▸ PROBLEM REQUIREMENTS: If an entry holds a picture, leave the picture out and copy the rest exactly.

▸ AVAILABLE DATA:
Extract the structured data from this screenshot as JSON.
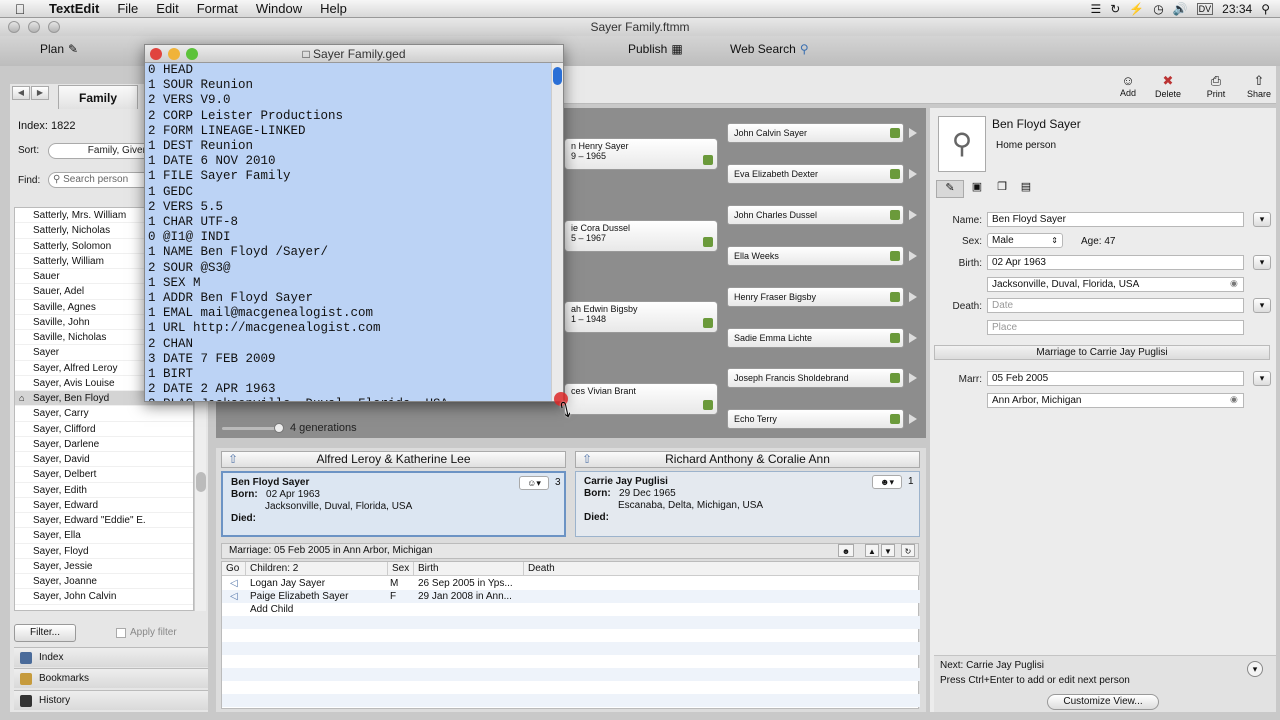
{
  "menubar": {
    "app": "TextEdit",
    "menus": [
      "File",
      "Edit",
      "Format",
      "Window",
      "Help"
    ],
    "time": "23:34",
    "dv": "DV"
  },
  "window": {
    "title": "Sayer Family.ftmm"
  },
  "toolbar": {
    "plan": "Plan",
    "publish": "Publish",
    "web_search": "Web Search",
    "add": "Add",
    "delete": "Delete",
    "print": "Print",
    "share": "Share"
  },
  "left": {
    "tab": "Family",
    "index_label": "Index: 1822",
    "sort_label": "Sort:",
    "sort_value": "Family, Given N",
    "find_label": "Find:",
    "search_placeholder": "Search person",
    "persons": [
      "Satterly, Mrs. William",
      "Satterly, Nicholas",
      "Satterly, Solomon",
      "Satterly, William",
      "Sauer",
      "Sauer, Adel",
      "Saville, Agnes",
      "Saville, John",
      "Saville, Nicholas",
      "Sayer",
      "Sayer, Alfred Leroy",
      "Sayer, Avis Louise",
      "Sayer, Ben Floyd",
      "Sayer, Carry",
      "Sayer, Clifford",
      "Sayer, Darlene",
      "Sayer, David",
      "Sayer, Delbert",
      "Sayer, Edith",
      "Sayer, Edward",
      "Sayer, Edward \"Eddie\" E.",
      "Sayer, Ella",
      "Sayer, Floyd",
      "Sayer, Jessie",
      "Sayer, Joanne",
      "Sayer, John Calvin"
    ],
    "selected_index": 12,
    "filter_button": "Filter...",
    "apply_filter": "Apply filter",
    "nav": [
      "Index",
      "Bookmarks",
      "History"
    ]
  },
  "tree": {
    "parents": [
      {
        "name": "n Henry Sayer",
        "dates": "9 – 1965"
      },
      {
        "name": "ie Cora Dussel",
        "dates": "5 – 1967"
      },
      {
        "name": "ah Edwin Bigsby",
        "dates": "1 – 1948"
      },
      {
        "name": "ces Vivian Brant",
        "dates": ""
      }
    ],
    "grandparents": [
      "John Calvin Sayer",
      "Eva Elizabeth Dexter",
      "John Charles Dussel",
      "Ella Weeks",
      "Henry Fraser Bigsby",
      "Sadie Emma Lichte",
      "Joseph Francis Sholdebrand",
      "Echo Terry"
    ],
    "generations": "4 generations"
  },
  "ged": {
    "title": "Sayer Family.ged",
    "lines": [
      "0 HEAD",
      "1 SOUR Reunion",
      "2 VERS V9.0",
      "2 CORP Leister Productions",
      "2 FORM LINEAGE-LINKED",
      "1 DEST Reunion",
      "1 DATE 6 NOV 2010",
      "1 FILE Sayer Family",
      "1 GEDC",
      "2 VERS 5.5",
      "1 CHAR UTF-8",
      "0 @I1@ INDI",
      "1 NAME Ben Floyd /Sayer/",
      "2 SOUR @S3@",
      "1 SEX M",
      "1 ADDR Ben Floyd Sayer",
      "1 EMAL mail@macgenealogist.com",
      "1 URL http://macgenealogist.com",
      "2 CHAN",
      "3 DATE 7 FEB 2009",
      "1 BIRT",
      "2 DATE 2 APR 1963",
      "2 PLAC Jacksonville, Duval, Florida, USA"
    ]
  },
  "person": {
    "name": "Ben Floyd Sayer",
    "subtitle": "Home person",
    "name_label": "Name:",
    "name_value": "Ben Floyd Sayer",
    "sex_label": "Sex:",
    "sex_value": "Male",
    "age": "Age: 47",
    "birth_label": "Birth:",
    "birth_date": "02 Apr 1963",
    "birth_place": "Jacksonville, Duval, Florida, USA",
    "death_label": "Death:",
    "death_date_placeholder": "Date",
    "death_place_placeholder": "Place",
    "marriage_header": "Marriage to Carrie Jay Puglisi",
    "marr_label": "Marr:",
    "marr_date": "05 Feb 2005",
    "marr_place": "Ann Arbor, Michigan",
    "next_label": "Next:  Carrie Jay Puglisi",
    "next_hint": "Press Ctrl+Enter to add or edit next person",
    "customize": "Customize View..."
  },
  "family": {
    "left_parents": "Alfred Leroy & Katherine Lee",
    "right_parents": "Richard Anthony & Coralie Ann",
    "husband": {
      "name": "Ben Floyd Sayer",
      "born_label": "Born:",
      "born_date": "02 Apr 1963",
      "born_place": "Jacksonville, Duval, Florida, USA",
      "died_label": "Died:",
      "count": "3"
    },
    "wife": {
      "name": "Carrie Jay Puglisi",
      "born_label": "Born:",
      "born_date": "29 Dec 1965",
      "born_place": "Escanaba, Delta, Michigan, USA",
      "died_label": "Died:",
      "count": "1"
    },
    "marriage": "Marriage: 05 Feb 2005 in Ann Arbor, Michigan",
    "columns": [
      "Go",
      "Children: 2",
      "Sex",
      "Birth",
      "Death"
    ],
    "children": [
      {
        "name": "Logan Jay Sayer",
        "sex": "M",
        "birth": "26 Sep 2005 in Yps..."
      },
      {
        "name": "Paige Elizabeth Sayer",
        "sex": "F",
        "birth": "29 Jan 2008 in Ann..."
      }
    ],
    "add_child": "Add Child"
  },
  "colors": {
    "selection": "#bcd3f5",
    "tree_bg": "#8d8d8d",
    "leaf": "#6b9a3b",
    "card_selected": "#dce6f2"
  }
}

▸ EXPECTED OUTPUT:
Extract the structured data from this screenshot as JSON.
{
  "menubar": {
    "app": "TextEdit",
    "menus": [
      "File",
      "Edit",
      "Format",
      "Window",
      "Help"
    ],
    "time": "23:34",
    "dv": "DV"
  },
  "window": {
    "title": "Sayer Family.ftmm"
  },
  "toolbar": {
    "plan": "Plan",
    "publish": "Publish",
    "web_search": "Web Search",
    "add": "Add",
    "delete": "Delete",
    "print": "Print",
    "share": "Share"
  },
  "left": {
    "tab": "Family",
    "index_label": "Index: 1822",
    "sort_label": "Sort:",
    "sort_value": "Family, Given N",
    "find_label": "Find:",
    "search_placeholder": "Search person",
    "persons": [
      "Satterly, Mrs. William",
      "Satterly, Nicholas",
      "Satterly, Solomon",
      "Satterly, William",
      "Sauer",
      "Sauer, Adel",
      "Saville, Agnes",
      "Saville, John",
      "Saville, Nicholas",
      "Sayer",
      "Sayer, Alfred Leroy",
      "Sayer, Avis Louise",
      "Sayer, Ben Floyd",
      "Sayer, Carry",
      "Sayer, Clifford",
      "Sayer, Darlene",
      "Sayer, David",
      "Sayer, Delbert",
      "Sayer, Edith",
      "Sayer, Edward",
      "Sayer, Edward \"Eddie\" E.",
      "Sayer, Ella",
      "Sayer, Floyd",
      "Sayer, Jessie",
      "Sayer, Joanne",
      "Sayer, John Calvin"
    ],
    "selected_index": 12,
    "filter_button": "Filter...",
    "apply_filter": "Apply filter",
    "nav": [
      "Index",
      "Bookmarks",
      "History"
    ]
  },
  "tree": {
    "parents": [
      {
        "name": "n Henry Sayer",
        "dates": "9 – 1965"
      },
      {
        "name": "ie Cora Dussel",
        "dates": "5 – 1967"
      },
      {
        "name": "ah Edwin Bigsby",
        "dates": "1 – 1948"
      },
      {
        "name": "ces Vivian Brant",
        "dates": ""
      }
    ],
    "grandparents": [
      "John Calvin Sayer",
      "Eva Elizabeth Dexter",
      "John Charles Dussel",
      "Ella Weeks",
      "Henry Fraser Bigsby",
      "Sadie Emma Lichte",
      "Joseph Francis Sholdebrand",
      "Echo Terry"
    ],
    "generations": "4 generations"
  },
  "ged": {
    "title": "Sayer Family.ged",
    "lines": [
      "0 HEAD",
      "1 SOUR Reunion",
      "2 VERS V9.0",
      "2 CORP Leister Productions",
      "2 FORM LINEAGE-LINKED",
      "1 DEST Reunion",
      "1 DATE 6 NOV 2010",
      "1 FILE Sayer Family",
      "1 GEDC",
      "2 VERS 5.5",
      "1 CHAR UTF-8",
      "0 @I1@ INDI",
      "1 NAME Ben Floyd /Sayer/",
      "2 SOUR @S3@",
      "1 SEX M",
      "1 ADDR Ben Floyd Sayer",
      "1 EMAL mail@macgenealogist.com",
      "1 URL http://macgenealogist.com",
      "2 CHAN",
      "3 DATE 7 FEB 2009",
      "1 BIRT",
      "2 DATE 2 APR 1963",
      "2 PLAC Jacksonville, Duval, Florida, USA"
    ]
  },
  "person": {
    "name": "Ben Floyd Sayer",
    "subtitle": "Home person",
    "name_label": "Name:",
    "name_value": "Ben Floyd Sayer",
    "sex_label": "Sex:",
    "sex_value": "Male",
    "age": "Age: 47",
    "birth_label": "Birth:",
    "birth_date": "02 Apr 1963",
    "birth_place": "Jacksonville, Duval, Florida, USA",
    "death_label": "Death:",
    "death_date_placeholder": "Date",
    "death_place_placeholder": "Place",
    "marriage_header": "Marriage to Carrie Jay Puglisi",
    "marr_label": "Marr:",
    "marr_date": "05 Feb 2005",
    "marr_place": "Ann Arbor, Michigan",
    "next_label": "Next:  Carrie Jay Puglisi",
    "next_hint": "Press Ctrl+Enter to add or edit next person",
    "customize": "Customize View..."
  },
  "family": {
    "left_parents": "Alfred Leroy & Katherine Lee",
    "right_parents": "Richard Anthony & Coralie Ann",
    "husband": {
      "name": "Ben Floyd Sayer",
      "born_label": "Born:",
      "born_date": "02 Apr 1963",
      "born_place": "Jacksonville, Duval, Florida, USA",
      "died_label": "Died:",
      "count": "3"
    },
    "wife": {
      "name": "Carrie Jay Puglisi",
      "born_label": "Born:",
      "born_date": "29 Dec 1965",
      "born_place": "Escanaba, Delta, Michigan, USA",
      "died_label": "Died:",
      "count": "1"
    },
    "marriage": "Marriage: 05 Feb 2005 in Ann Arbor, Michigan",
    "columns": [
      "Go",
      "Children: 2",
      "Sex",
      "Birth",
      "Death"
    ],
    "children": [
      {
        "name": "Logan Jay Sayer",
        "sex": "M",
        "birth": "26 Sep 2005 in Yps..."
      },
      {
        "name": "Paige Elizabeth Sayer",
        "sex": "F",
        "birth": "29 Jan 2008 in Ann..."
      }
    ],
    "add_child": "Add Child"
  },
  "colors": {
    "selection": "#bcd3f5",
    "tree_bg": "#8d8d8d",
    "leaf": "#6b9a3b",
    "card_selected": "#dce6f2"
  }
}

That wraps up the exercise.